REQUIREMENT
Print out the records that follow, exactly and completely.

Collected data
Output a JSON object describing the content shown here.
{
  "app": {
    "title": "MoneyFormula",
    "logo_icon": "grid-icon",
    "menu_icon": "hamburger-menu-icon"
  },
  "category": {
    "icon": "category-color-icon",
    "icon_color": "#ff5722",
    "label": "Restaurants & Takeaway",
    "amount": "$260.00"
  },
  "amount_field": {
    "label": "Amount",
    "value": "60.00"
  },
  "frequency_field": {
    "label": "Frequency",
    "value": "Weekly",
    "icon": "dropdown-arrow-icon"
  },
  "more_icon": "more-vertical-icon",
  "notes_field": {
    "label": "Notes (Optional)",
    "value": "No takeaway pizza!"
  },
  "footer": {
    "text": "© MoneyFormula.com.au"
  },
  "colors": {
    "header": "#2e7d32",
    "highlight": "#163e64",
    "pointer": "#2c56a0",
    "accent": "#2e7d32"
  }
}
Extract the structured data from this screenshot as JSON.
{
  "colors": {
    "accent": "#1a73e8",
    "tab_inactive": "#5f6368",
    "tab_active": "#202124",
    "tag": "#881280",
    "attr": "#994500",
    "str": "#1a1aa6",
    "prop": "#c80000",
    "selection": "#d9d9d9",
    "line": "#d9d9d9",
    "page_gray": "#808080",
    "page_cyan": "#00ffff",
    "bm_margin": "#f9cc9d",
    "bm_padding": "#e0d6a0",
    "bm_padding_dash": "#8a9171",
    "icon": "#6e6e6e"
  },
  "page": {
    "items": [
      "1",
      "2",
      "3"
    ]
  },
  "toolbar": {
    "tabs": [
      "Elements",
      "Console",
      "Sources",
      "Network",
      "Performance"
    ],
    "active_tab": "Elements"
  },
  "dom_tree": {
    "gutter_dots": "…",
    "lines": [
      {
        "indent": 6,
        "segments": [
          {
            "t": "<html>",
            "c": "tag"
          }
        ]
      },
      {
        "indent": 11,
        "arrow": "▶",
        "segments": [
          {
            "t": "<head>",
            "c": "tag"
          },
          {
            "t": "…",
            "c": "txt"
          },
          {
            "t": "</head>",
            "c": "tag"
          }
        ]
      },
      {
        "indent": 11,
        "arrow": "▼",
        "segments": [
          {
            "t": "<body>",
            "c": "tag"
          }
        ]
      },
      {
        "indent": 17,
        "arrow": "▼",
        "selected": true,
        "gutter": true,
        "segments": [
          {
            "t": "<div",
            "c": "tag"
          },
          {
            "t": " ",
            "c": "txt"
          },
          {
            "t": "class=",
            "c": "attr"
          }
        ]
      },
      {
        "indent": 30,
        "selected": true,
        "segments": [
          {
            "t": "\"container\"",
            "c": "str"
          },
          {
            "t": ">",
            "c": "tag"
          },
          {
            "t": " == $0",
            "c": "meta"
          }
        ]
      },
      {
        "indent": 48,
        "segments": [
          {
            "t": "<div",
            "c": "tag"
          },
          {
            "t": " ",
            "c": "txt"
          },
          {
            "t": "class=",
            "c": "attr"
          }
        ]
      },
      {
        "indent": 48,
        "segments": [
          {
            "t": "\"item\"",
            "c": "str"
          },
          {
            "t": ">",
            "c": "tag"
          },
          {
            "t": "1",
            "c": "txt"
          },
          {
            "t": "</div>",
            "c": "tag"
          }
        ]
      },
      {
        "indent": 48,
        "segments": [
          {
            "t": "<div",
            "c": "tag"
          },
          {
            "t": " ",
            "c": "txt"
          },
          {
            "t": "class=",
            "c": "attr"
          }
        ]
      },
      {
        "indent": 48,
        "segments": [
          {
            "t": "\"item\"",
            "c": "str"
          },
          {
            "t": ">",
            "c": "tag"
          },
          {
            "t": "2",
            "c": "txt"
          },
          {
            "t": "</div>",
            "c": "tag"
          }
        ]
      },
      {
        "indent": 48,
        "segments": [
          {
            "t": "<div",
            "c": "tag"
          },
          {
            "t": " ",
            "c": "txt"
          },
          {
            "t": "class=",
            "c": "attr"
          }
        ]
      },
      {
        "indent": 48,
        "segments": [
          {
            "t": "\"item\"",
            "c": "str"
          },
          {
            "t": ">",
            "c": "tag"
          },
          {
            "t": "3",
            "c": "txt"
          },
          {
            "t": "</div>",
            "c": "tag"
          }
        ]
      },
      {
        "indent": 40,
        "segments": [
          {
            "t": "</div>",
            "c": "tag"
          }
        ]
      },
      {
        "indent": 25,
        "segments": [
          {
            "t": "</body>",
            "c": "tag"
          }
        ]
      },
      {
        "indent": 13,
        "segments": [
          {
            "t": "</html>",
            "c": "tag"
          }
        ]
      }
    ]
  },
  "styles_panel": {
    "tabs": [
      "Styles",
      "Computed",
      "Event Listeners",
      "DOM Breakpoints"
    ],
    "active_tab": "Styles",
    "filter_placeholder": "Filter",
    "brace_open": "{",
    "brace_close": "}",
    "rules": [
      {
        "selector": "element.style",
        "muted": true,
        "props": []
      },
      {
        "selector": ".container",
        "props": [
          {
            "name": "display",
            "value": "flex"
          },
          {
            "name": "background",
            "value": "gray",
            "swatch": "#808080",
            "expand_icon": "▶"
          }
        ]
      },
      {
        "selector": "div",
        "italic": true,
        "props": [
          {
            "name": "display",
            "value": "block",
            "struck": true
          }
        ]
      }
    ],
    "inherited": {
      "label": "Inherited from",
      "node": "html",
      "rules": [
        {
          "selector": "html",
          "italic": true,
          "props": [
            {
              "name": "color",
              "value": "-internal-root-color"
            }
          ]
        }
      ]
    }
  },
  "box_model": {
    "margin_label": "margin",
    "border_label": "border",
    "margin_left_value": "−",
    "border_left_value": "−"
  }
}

TASK RESPONSE
Output a JSON object describing the content shown here.
{
  "app": {
    "title": "MoneyFormula",
    "logo_icon": "grid-icon",
    "menu_icon": "hamburger-menu-icon"
  },
  "category": {
    "icon": "category-color-icon",
    "icon_color": "#ff5722",
    "label": "Restaurants & Takeaway",
    "amount": "$260.00"
  },
  "amount_field": {
    "label": "Amount",
    "value": "60.00"
  },
  "frequency_field": {
    "label": "Frequency",
    "value": "Weekly",
    "icon": "dropdown-arrow-icon"
  },
  "more_icon": "more-vertical-icon",
  "notes_field": {
    "label": "Notes (Optional)",
    "value": "No takeaway pizza!"
  },
  "footer": {
    "text": "© MoneyFormula.com.au"
  },
  "colors": {
    "header": "#2e7d32",
    "highlight": "#163e64",
    "pointer": "#2c56a0",
    "accent": "#2e7d32"
  }
}
Extract the structured data from this screenshot as JSON.
{
  "colors": {
    "accent": "#1a73e8",
    "tab_inactive": "#5f6368",
    "tab_active": "#202124",
    "tag": "#881280",
    "attr": "#994500",
    "str": "#1a1aa6",
    "prop": "#c80000",
    "selection": "#d9d9d9",
    "line": "#d9d9d9",
    "page_gray": "#808080",
    "page_cyan": "#00ffff",
    "bm_margin": "#f9cc9d",
    "bm_padding": "#e0d6a0",
    "bm_padding_dash": "#8a9171",
    "icon": "#6e6e6e"
  },
  "page": {
    "items": [
      "1",
      "2",
      "3"
    ]
  },
  "toolbar": {
    "tabs": [
      "Elements",
      "Console",
      "Sources",
      "Network",
      "Performance"
    ],
    "active_tab": "Elements"
  },
  "dom_tree": {
    "gutter_dots": "…",
    "lines": [
      {
        "indent": 6,
        "segments": [
          {
            "t": "<html>",
            "c": "tag"
          }
        ]
      },
      {
        "indent": 11,
        "arrow": "▶",
        "segments": [
          {
            "t": "<head>",
            "c": "tag"
          },
          {
            "t": "…",
            "c": "txt"
          },
          {
            "t": "</head>",
            "c": "tag"
          }
        ]
      },
      {
        "indent": 11,
        "arrow": "▼",
        "segments": [
          {
            "t": "<body>",
            "c": "tag"
          }
        ]
      },
      {
        "indent": 17,
        "arrow": "▼",
        "selected": true,
        "gutter": true,
        "segments": [
          {
            "t": "<div",
            "c": "tag"
          },
          {
            "t": " ",
            "c": "txt"
          },
          {
            "t": "class=",
            "c": "attr"
          }
        ]
      },
      {
        "indent": 30,
        "selected": true,
        "segments": [
          {
            "t": "\"container\"",
            "c": "str"
          },
          {
            "t": ">",
            "c": "tag"
          },
          {
            "t": " == $0",
            "c": "meta"
          }
        ]
      },
      {
        "indent": 48,
        "segments": [
          {
            "t": "<div",
            "c": "tag"
          },
          {
            "t": " ",
            "c": "txt"
          },
          {
            "t": "class=",
            "c": "attr"
          }
        ]
      },
      {
        "indent": 48,
        "segments": [
          {
            "t": "\"item\"",
            "c": "str"
          },
          {
            "t": ">",
            "c": "tag"
          },
          {
            "t": "1",
            "c": "txt"
          },
          {
            "t": "</div>",
            "c": "tag"
          }
        ]
      },
      {
        "indent": 48,
        "segments": [
          {
            "t": "<div",
            "c": "tag"
          },
          {
            "t": " ",
            "c": "txt"
          },
          {
            "t": "class=",
            "c": "attr"
          }
        ]
      },
      {
        "indent": 48,
        "segments": [
          {
            "t": "\"item\"",
            "c": "str"
          },
          {
            "t": ">",
            "c": "tag"
          },
          {
            "t": "2",
            "c": "txt"
          },
          {
            "t": "</div>",
            "c": "tag"
          }
        ]
      },
      {
        "indent": 48,
        "segments": [
          {
            "t": "<div",
            "c": "tag"
          },
          {
            "t": " ",
            "c": "txt"
          },
          {
            "t": "class=",
            "c": "attr"
          }
        ]
      },
      {
        "indent": 48,
        "segments": [
          {
            "t": "\"item\"",
            "c": "str"
          },
          {
            "t": ">",
            "c": "tag"
          },
          {
            "t": "3",
            "c": "txt"
          },
          {
            "t": "</div>",
            "c": "tag"
          }
        ]
      },
      {
        "indent": 40,
        "segments": [
          {
            "t": "</div>",
            "c": "tag"
          }
        ]
      },
      {
        "indent": 25,
        "segments": [
          {
            "t": "</body>",
            "c": "tag"
          }
        ]
      },
      {
        "indent": 13,
        "segments": [
          {
            "t": "</html>",
            "c": "tag"
          }
        ]
      }
    ]
  },
  "styles_panel": {
    "tabs": [
      "Styles",
      "Computed",
      "Event Listeners",
      "DOM Breakpoints"
    ],
    "active_tab": "Styles",
    "filter_placeholder": "Filter",
    "brace_open": "{",
    "brace_close": "}",
    "rules": [
      {
        "selector": "element.style",
        "muted": true,
        "props": []
      },
      {
        "selector": ".container",
        "props": [
          {
            "name": "display",
            "value": "flex"
          },
          {
            "name": "background",
            "value": "gray",
            "swatch": "#808080",
            "expand_icon": "▶"
          }
        ]
      },
      {
        "selector": "div",
        "italic": true,
        "props": [
          {
            "name": "display",
            "value": "block",
            "struck": true
          }
        ]
      }
    ],
    "inherited": {
      "label": "Inherited from",
      "node": "html",
      "rules": [
        {
          "selector": "html",
          "italic": true,
          "props": [
            {
              "name": "color",
              "value": "-internal-root-color"
            }
          ]
        }
      ]
    }
  },
  "box_model": {
    "margin_label": "margin",
    "border_label": "border",
    "margin_left_value": "−",
    "border_left_value": "−"
  }
}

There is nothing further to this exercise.